Description of the task: Filter the data below for the string "Contact" and copy each matching line.

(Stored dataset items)
+++
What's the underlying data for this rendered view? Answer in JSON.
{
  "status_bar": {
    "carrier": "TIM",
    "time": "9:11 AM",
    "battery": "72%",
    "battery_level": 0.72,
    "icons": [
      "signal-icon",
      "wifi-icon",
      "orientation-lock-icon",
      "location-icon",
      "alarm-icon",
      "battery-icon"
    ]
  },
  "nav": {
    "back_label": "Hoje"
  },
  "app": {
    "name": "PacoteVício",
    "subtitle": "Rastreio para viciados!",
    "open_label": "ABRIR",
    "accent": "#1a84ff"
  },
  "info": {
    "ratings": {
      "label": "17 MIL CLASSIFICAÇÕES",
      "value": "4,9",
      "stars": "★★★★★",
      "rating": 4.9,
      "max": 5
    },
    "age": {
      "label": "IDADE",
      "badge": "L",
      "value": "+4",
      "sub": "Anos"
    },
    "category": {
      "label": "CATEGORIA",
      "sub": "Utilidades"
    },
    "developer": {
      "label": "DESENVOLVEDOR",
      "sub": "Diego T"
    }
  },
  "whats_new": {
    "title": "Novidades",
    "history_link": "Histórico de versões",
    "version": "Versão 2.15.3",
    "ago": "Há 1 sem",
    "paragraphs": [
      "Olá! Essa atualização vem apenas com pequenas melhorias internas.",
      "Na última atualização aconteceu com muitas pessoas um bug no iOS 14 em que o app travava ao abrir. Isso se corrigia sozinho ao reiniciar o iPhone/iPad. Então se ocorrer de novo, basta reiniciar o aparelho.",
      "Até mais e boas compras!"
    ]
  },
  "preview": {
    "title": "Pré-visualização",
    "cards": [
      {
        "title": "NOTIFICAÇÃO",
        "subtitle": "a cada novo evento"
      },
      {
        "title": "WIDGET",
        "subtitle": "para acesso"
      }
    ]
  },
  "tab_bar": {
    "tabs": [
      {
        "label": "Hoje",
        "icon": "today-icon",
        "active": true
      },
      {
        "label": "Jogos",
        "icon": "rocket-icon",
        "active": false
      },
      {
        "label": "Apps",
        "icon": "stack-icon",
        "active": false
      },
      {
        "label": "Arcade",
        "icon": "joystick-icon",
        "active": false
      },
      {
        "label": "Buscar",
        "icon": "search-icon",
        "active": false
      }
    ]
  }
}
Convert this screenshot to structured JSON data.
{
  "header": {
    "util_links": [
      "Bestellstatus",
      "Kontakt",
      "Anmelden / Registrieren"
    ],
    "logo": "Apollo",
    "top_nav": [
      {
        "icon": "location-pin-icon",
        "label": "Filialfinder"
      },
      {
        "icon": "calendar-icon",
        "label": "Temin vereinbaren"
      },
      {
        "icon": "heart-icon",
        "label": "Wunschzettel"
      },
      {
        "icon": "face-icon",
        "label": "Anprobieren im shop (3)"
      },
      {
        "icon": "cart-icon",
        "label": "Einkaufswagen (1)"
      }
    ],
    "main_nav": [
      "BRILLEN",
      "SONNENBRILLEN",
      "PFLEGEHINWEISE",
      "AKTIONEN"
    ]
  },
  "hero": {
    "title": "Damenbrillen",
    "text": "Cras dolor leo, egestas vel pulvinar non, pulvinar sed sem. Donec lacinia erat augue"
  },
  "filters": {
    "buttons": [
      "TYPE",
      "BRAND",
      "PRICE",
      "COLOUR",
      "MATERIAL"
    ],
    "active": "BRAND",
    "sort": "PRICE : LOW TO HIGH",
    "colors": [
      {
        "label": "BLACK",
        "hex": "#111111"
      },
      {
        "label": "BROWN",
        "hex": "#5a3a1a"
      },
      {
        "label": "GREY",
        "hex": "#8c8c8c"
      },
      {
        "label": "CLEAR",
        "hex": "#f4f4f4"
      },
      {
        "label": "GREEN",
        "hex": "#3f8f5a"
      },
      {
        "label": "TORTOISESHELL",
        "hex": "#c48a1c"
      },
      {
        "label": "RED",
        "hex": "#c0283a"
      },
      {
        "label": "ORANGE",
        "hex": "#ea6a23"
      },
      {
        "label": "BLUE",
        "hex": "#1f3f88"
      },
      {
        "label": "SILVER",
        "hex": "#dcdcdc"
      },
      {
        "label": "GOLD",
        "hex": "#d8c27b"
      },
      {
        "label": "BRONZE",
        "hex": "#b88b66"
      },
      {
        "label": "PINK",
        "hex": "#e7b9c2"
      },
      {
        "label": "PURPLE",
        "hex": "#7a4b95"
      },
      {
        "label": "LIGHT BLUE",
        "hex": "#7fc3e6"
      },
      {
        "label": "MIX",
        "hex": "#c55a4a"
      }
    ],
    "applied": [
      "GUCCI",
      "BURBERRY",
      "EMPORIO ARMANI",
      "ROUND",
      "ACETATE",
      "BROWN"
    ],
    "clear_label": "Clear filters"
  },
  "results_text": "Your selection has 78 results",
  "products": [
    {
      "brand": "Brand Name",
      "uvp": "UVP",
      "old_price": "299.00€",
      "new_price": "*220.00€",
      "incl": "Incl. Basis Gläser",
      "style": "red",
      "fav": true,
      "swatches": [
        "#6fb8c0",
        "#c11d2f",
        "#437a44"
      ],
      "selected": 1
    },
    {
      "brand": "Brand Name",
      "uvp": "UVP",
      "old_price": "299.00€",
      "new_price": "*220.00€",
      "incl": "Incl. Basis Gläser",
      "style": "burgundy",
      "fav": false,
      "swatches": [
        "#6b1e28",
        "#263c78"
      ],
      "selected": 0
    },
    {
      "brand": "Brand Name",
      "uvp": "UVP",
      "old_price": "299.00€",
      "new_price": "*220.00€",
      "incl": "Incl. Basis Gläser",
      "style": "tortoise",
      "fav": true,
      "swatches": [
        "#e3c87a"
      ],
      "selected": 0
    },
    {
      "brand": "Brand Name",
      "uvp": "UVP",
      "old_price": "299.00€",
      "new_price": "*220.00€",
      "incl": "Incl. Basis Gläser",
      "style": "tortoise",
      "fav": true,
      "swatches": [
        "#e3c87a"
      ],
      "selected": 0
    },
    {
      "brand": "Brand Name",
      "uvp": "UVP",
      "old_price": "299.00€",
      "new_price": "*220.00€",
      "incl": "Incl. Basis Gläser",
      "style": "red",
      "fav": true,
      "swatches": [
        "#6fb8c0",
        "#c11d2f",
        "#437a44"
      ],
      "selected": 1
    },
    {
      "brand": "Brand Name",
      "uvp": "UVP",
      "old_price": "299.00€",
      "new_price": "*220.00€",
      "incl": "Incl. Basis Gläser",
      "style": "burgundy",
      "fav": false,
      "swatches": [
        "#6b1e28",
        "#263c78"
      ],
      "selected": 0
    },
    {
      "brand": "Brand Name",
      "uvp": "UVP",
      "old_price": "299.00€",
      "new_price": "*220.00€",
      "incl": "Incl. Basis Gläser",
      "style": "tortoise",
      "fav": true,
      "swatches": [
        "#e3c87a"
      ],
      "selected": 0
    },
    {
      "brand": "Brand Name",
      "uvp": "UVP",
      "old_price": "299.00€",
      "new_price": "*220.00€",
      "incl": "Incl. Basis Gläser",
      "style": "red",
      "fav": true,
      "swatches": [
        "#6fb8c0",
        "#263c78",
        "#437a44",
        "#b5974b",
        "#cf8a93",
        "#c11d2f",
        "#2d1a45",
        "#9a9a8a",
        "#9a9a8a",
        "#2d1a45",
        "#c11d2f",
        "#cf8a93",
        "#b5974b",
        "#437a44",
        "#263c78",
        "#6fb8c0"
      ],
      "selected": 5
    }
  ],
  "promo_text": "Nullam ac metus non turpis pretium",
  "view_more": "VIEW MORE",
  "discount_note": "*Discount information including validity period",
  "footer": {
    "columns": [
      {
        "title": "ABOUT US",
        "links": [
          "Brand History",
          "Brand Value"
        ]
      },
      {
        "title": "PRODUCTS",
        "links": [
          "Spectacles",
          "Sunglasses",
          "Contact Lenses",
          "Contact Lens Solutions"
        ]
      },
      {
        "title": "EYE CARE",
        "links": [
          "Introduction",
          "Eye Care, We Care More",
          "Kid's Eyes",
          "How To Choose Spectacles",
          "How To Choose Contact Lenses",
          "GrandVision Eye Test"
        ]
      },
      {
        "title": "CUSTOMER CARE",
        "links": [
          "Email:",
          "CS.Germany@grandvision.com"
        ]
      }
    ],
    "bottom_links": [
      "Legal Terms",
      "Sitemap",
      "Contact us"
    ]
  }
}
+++
Result of the exercise:
          "Contact Lenses",
          "Contact Lens Solutions"
          "How To Choose Contact Lenses",
      "Contact us"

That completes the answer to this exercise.